: This image is a reproduction of a photograph depicting a view of the Ohio and Erie Canal looking north from the the Pugh Locks at Millersport, Ohio, ca. 1906. Visible in the photograph are both banks of the canal and what appears to be the locks' structure. A caption handwritten in white reads: "The old canal from Pugh Locks looking north."
The Ohio and Erie Canal was one of Ohio's most important canals during the mid nineteenth century.
During the late 1810s, Governor Thomas Worthington and Governor Ethan Allen Brown both supported the development of canals. Both men believed that Ohioans needed quick and easy access to the Ohio River and to Lake Erie if they were to profit financially. Farmers and business owners would be able to transport their products much more easily and cheaply with canals rather than turnpikes. Canals would also possibly open up new markets for Ohio goods.
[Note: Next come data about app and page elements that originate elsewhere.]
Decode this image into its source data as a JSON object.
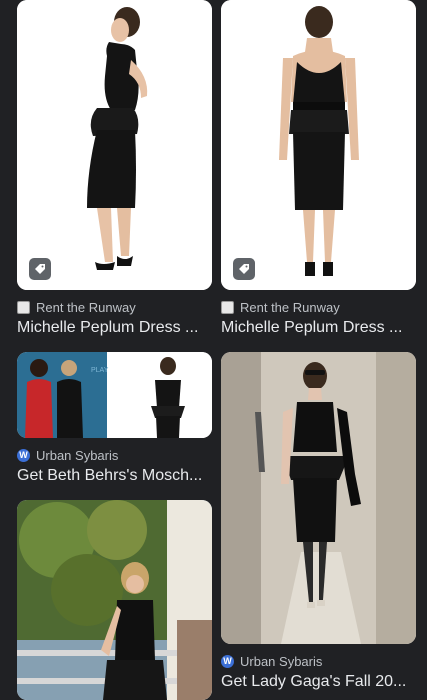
{
  "results": [
    {
      "source": "Rent the Runway",
      "title": "Michelle Peplum Dress ..."
    },
    {
      "source": "Rent the Runway",
      "title": "Michelle Peplum Dress ..."
    },
    {
      "source": "Urban Sybaris",
      "title": "Get Beth Behrs's Mosch..."
    },
    {
      "source": "Urban Sybaris",
      "title": "Get Lady Gaga's Fall 20..."
    }
  ],
  "favicons": {
    "rent_the_runway": "generic-page-icon",
    "urban_sybaris": "wordpress-icon"
  },
  "photo_text": "PLAY",
  "icons": {
    "tag": "shopping-tag-icon"
  },
  "colors": {
    "background": "#202124",
    "card_text": "#e8eaed",
    "source_text": "#bdc1c6"
  }
}
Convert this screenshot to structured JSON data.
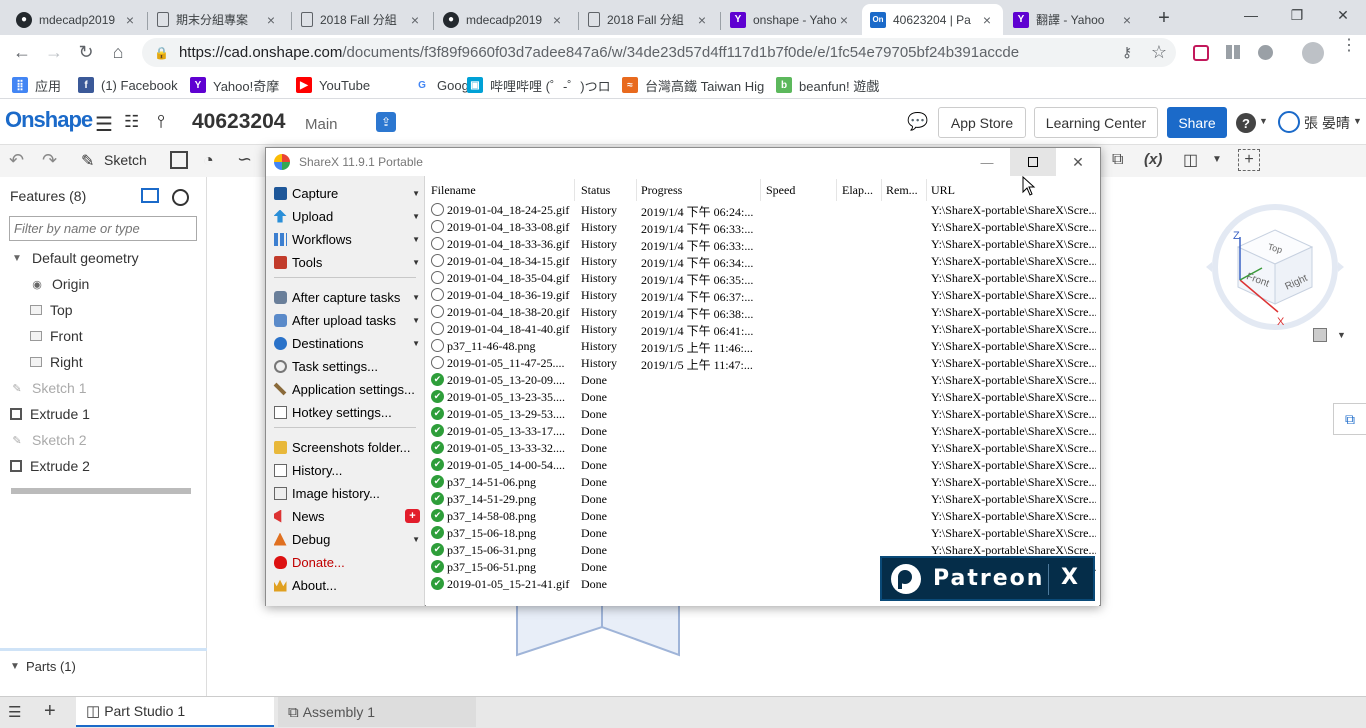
{
  "browser": {
    "tabs": [
      {
        "title": "mdecadp2019",
        "icon": "github-icon",
        "active": false
      },
      {
        "title": "期末分組專案",
        "icon": "doc-icon",
        "active": false
      },
      {
        "title": "2018 Fall 分組",
        "icon": "doc-icon",
        "active": false
      },
      {
        "title": "mdecadp2019",
        "icon": "github-icon",
        "active": false
      },
      {
        "title": "2018 Fall 分組",
        "icon": "doc-icon",
        "active": false
      },
      {
        "title": "onshape - Yahoo",
        "icon": "yahoo-icon",
        "active": false
      },
      {
        "title": "40623204 | Pa",
        "icon": "onshape-icon",
        "active": true
      },
      {
        "title": "翻譯 - Yahoo",
        "icon": "yahoo-icon",
        "active": false
      }
    ],
    "url_host": "https://cad.onshape.com",
    "url_path": "/documents/f3f89f9660f03d7adee847a6/w/34de23d57d4ff117d1b7f0de/e/1fc54e79705bf24b391accde",
    "bookmarks": [
      "应用",
      "(1) Facebook",
      "Yahoo!奇摩",
      "YouTube",
      "Google",
      "哔哩哔哩 (゜-゜)つロ",
      "台灣高鐵 Taiwan Hig",
      "beanfun! 遊戲"
    ]
  },
  "onshape": {
    "logo": "Onshape",
    "doc_name": "40623204",
    "branch": "Main",
    "app_store": "App Store",
    "learning_center": "Learning Center",
    "share": "Share",
    "user": "張 晏晴",
    "sketch": "Sketch",
    "fx": "(x)",
    "features_title": "Features (8)",
    "filter_placeholder": "Filter by name or type",
    "features": [
      {
        "label": "Default geometry",
        "icon": "chevron-down-icon",
        "indent": 0,
        "muted": false
      },
      {
        "label": "Origin",
        "icon": "origin-icon",
        "indent": 2,
        "muted": false
      },
      {
        "label": "Top",
        "icon": "plane-icon",
        "indent": 2,
        "muted": false
      },
      {
        "label": "Front",
        "icon": "plane-icon",
        "indent": 2,
        "muted": false
      },
      {
        "label": "Right",
        "icon": "plane-icon",
        "indent": 2,
        "muted": false
      },
      {
        "label": "Sketch 1",
        "icon": "sketch-icon",
        "indent": 1,
        "muted": true
      },
      {
        "label": "Extrude 1",
        "icon": "extrude-icon",
        "indent": 1,
        "muted": false
      },
      {
        "label": "Sketch 2",
        "icon": "sketch-icon",
        "indent": 1,
        "muted": true
      },
      {
        "label": "Extrude 2",
        "icon": "extrude-icon",
        "indent": 1,
        "muted": false
      }
    ],
    "parts": "Parts (1)",
    "tabs_bottom": [
      "Part Studio 1",
      "Assembly 1"
    ],
    "viewcube": {
      "top": "Top",
      "front": "Front",
      "right": "Right",
      "z": "Z",
      "x": "X"
    }
  },
  "sharex": {
    "title": "ShareX 11.9.1 Portable",
    "menu": [
      {
        "label": "Capture",
        "icon": "capture-icon",
        "arrow": true,
        "color": "#000"
      },
      {
        "label": "Upload",
        "icon": "upload-icon",
        "arrow": true,
        "color": "#000"
      },
      {
        "label": "Workflows",
        "icon": "workflows-icon",
        "arrow": true,
        "color": "#000"
      },
      {
        "label": "Tools",
        "icon": "tools-icon",
        "arrow": true,
        "color": "#000"
      },
      {
        "label": "After capture tasks",
        "icon": "after-capture-icon",
        "arrow": true,
        "color": "#000"
      },
      {
        "label": "After upload tasks",
        "icon": "after-upload-icon",
        "arrow": true,
        "color": "#000"
      },
      {
        "label": "Destinations",
        "icon": "destinations-icon",
        "arrow": true,
        "color": "#000"
      },
      {
        "label": "Task settings...",
        "icon": "task-settings-icon",
        "arrow": false,
        "color": "#000"
      },
      {
        "label": "Application settings...",
        "icon": "app-settings-icon",
        "arrow": false,
        "color": "#000"
      },
      {
        "label": "Hotkey settings...",
        "icon": "hotkey-icon",
        "arrow": false,
        "color": "#000"
      },
      {
        "label": "Screenshots folder...",
        "icon": "folder-icon",
        "arrow": false,
        "color": "#000"
      },
      {
        "label": "History...",
        "icon": "history-icon",
        "arrow": false,
        "color": "#000"
      },
      {
        "label": "Image history...",
        "icon": "image-history-icon",
        "arrow": false,
        "color": "#000"
      },
      {
        "label": "News",
        "icon": "news-icon",
        "arrow": false,
        "badge": "+",
        "color": "#000"
      },
      {
        "label": "Debug",
        "icon": "debug-icon",
        "arrow": true,
        "color": "#000"
      },
      {
        "label": "Donate...",
        "icon": "heart-icon",
        "arrow": false,
        "color": "#c00000"
      },
      {
        "label": "About...",
        "icon": "crown-icon",
        "arrow": false,
        "color": "#000"
      }
    ],
    "columns": [
      "Filename",
      "Status",
      "Progress",
      "Speed",
      "Elap...",
      "Rem...",
      "URL"
    ],
    "rows": [
      {
        "file": "2019-01-04_18-24-25.gif",
        "status": "History",
        "progress": "2019/1/4 下午 06:24:...",
        "url": "Y:\\ShareX-portable\\ShareX\\Scre...",
        "type": "hist"
      },
      {
        "file": "2019-01-04_18-33-08.gif",
        "status": "History",
        "progress": "2019/1/4 下午 06:33:...",
        "url": "Y:\\ShareX-portable\\ShareX\\Scre...",
        "type": "hist"
      },
      {
        "file": "2019-01-04_18-33-36.gif",
        "status": "History",
        "progress": "2019/1/4 下午 06:33:...",
        "url": "Y:\\ShareX-portable\\ShareX\\Scre...",
        "type": "hist"
      },
      {
        "file": "2019-01-04_18-34-15.gif",
        "status": "History",
        "progress": "2019/1/4 下午 06:34:...",
        "url": "Y:\\ShareX-portable\\ShareX\\Scre...",
        "type": "hist"
      },
      {
        "file": "2019-01-04_18-35-04.gif",
        "status": "History",
        "progress": "2019/1/4 下午 06:35:...",
        "url": "Y:\\ShareX-portable\\ShareX\\Scre...",
        "type": "hist"
      },
      {
        "file": "2019-01-04_18-36-19.gif",
        "status": "History",
        "progress": "2019/1/4 下午 06:37:...",
        "url": "Y:\\ShareX-portable\\ShareX\\Scre...",
        "type": "hist"
      },
      {
        "file": "2019-01-04_18-38-20.gif",
        "status": "History",
        "progress": "2019/1/4 下午 06:38:...",
        "url": "Y:\\ShareX-portable\\ShareX\\Scre...",
        "type": "hist"
      },
      {
        "file": "2019-01-04_18-41-40.gif",
        "status": "History",
        "progress": "2019/1/4 下午 06:41:...",
        "url": "Y:\\ShareX-portable\\ShareX\\Scre...",
        "type": "hist"
      },
      {
        "file": "p37_11-46-48.png",
        "status": "History",
        "progress": "2019/1/5 上午 11:46:...",
        "url": "Y:\\ShareX-portable\\ShareX\\Scre...",
        "type": "hist"
      },
      {
        "file": "2019-01-05_11-47-25....",
        "status": "History",
        "progress": "2019/1/5 上午 11:47:...",
        "url": "Y:\\ShareX-portable\\ShareX\\Scre...",
        "type": "hist"
      },
      {
        "file": "2019-01-05_13-20-09....",
        "status": "Done",
        "progress": "",
        "url": "Y:\\ShareX-portable\\ShareX\\Scre...",
        "type": "done"
      },
      {
        "file": "2019-01-05_13-23-35....",
        "status": "Done",
        "progress": "",
        "url": "Y:\\ShareX-portable\\ShareX\\Scre...",
        "type": "done"
      },
      {
        "file": "2019-01-05_13-29-53....",
        "status": "Done",
        "progress": "",
        "url": "Y:\\ShareX-portable\\ShareX\\Scre...",
        "type": "done"
      },
      {
        "file": "2019-01-05_13-33-17....",
        "status": "Done",
        "progress": "",
        "url": "Y:\\ShareX-portable\\ShareX\\Scre...",
        "type": "done"
      },
      {
        "file": "2019-01-05_13-33-32....",
        "status": "Done",
        "progress": "",
        "url": "Y:\\ShareX-portable\\ShareX\\Scre...",
        "type": "done"
      },
      {
        "file": "2019-01-05_14-00-54....",
        "status": "Done",
        "progress": "",
        "url": "Y:\\ShareX-portable\\ShareX\\Scre...",
        "type": "done"
      },
      {
        "file": "p37_14-51-06.png",
        "status": "Done",
        "progress": "",
        "url": "Y:\\ShareX-portable\\ShareX\\Scre...",
        "type": "done"
      },
      {
        "file": "p37_14-51-29.png",
        "status": "Done",
        "progress": "",
        "url": "Y:\\ShareX-portable\\ShareX\\Scre...",
        "type": "done"
      },
      {
        "file": "p37_14-58-08.png",
        "status": "Done",
        "progress": "",
        "url": "Y:\\ShareX-portable\\ShareX\\Scre...",
        "type": "done"
      },
      {
        "file": "p37_15-06-18.png",
        "status": "Done",
        "progress": "",
        "url": "Y:\\ShareX-portable\\ShareX\\Scre...",
        "type": "done"
      },
      {
        "file": "p37_15-06-31.png",
        "status": "Done",
        "progress": "",
        "url": "Y:\\ShareX-portable\\ShareX\\Scre...",
        "type": "done"
      },
      {
        "file": "p37_15-06-51.png",
        "status": "Done",
        "progress": "",
        "url": "Y:\\ShareX-portable\\ShareX\\Scre...",
        "type": "done"
      },
      {
        "file": "2019-01-05_15-21-41.gif",
        "status": "Done",
        "progress": "",
        "url": "",
        "type": "done"
      }
    ],
    "patreon": "Patreon",
    "patreon_close": "X"
  }
}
In 1822 the Ohio legislature created a new Ohio Canal Commission, which eventually recommended two routes: a route that started at Lake Erie, passing through the Cuyahoga Valley, the Muskingum Valley, the Licking Valley, and then to the Ohio River along the Scioto Valley (Ohio and Erie Canal) and a western route along the Miami and Maumee Valleys (Miami and Erie Canal). In 1825 the Ohio legislature approved both routes, and work began immediately. On July 4, 1825, work began on the Ohio and Erie Canal at Licking Summit just south of Newark.
The surrounding swamps were drained to create the Licking Reservoir, today known as Buckeye Lake, in order to supply adequate water for the canal going north to Coshocton and south to Circleville. After the canal route was established, the state engineers discovered that there was a ridge of hills located south of the proposed reservoir through which they would have to cut the canal. Because it was impossible to raise the reservoir’s level, the ridge had to be cut down to the level of the reservoir. This "Deep Cut" marks the deepest part of the canal at 32 feet and runs south from Millersport for nearly two miles.
To finance the canals, the Ohio government relied on loans. Ohio received an initial loan of $400,000 from bankers and businessmen living along the East Coast. The canal commissioners estimated that the Ohio and Erie Canal would cost $ 2.3 million, but it actually cost roughly $10,000 per mile to finish. Although the construction of both canals nearly bankrupted the state government, the canals allowed Ohioans to prosper, beginning in the 1830s all the way to the Civil War.
In 1830 the Ohio legislature earmarked funds for the Miami and Erie Canal's extension to Defiance and Lake Erie; by 1833 the Ohio and Erie Canal was complete. Once completed, however, the state’s canals still faced numerous difficulties. The effects of flooding and freezing could and often did seriously damage the canals. Usually canals in the northern half of the state were drained dry from November to April.
These difficulties paled in comparison to the advantages of having the canals. The cost to ship goods from the East Coast to Ohio and vice versa declined tremendously, from $125 per ton of goods to $25 per ton of goods. Travelers who were willing to trade time for economy could save considerable money by taking a canal boat.
Most canals remained in operation in Ohio until the late 1800s. By the 1850s canals were losing business to the railroads, which offered several advantages. Railroads delivered passengers and goods more quickly, and they were not limited by a water source as canals were. Because of these advantages, railroads quickly supplanted the canals.
View on Ohio Memory.
: AL06110 Subjects
: Ohio and Erie Canal (Ohio); Fairfield County (Ohio); Canals--Ohio--History--19th century; Transportation--Ohio--History; Ohio Economy--Transportation and Development Places
: Millersport (Ohio); Fairfield County (Ohio)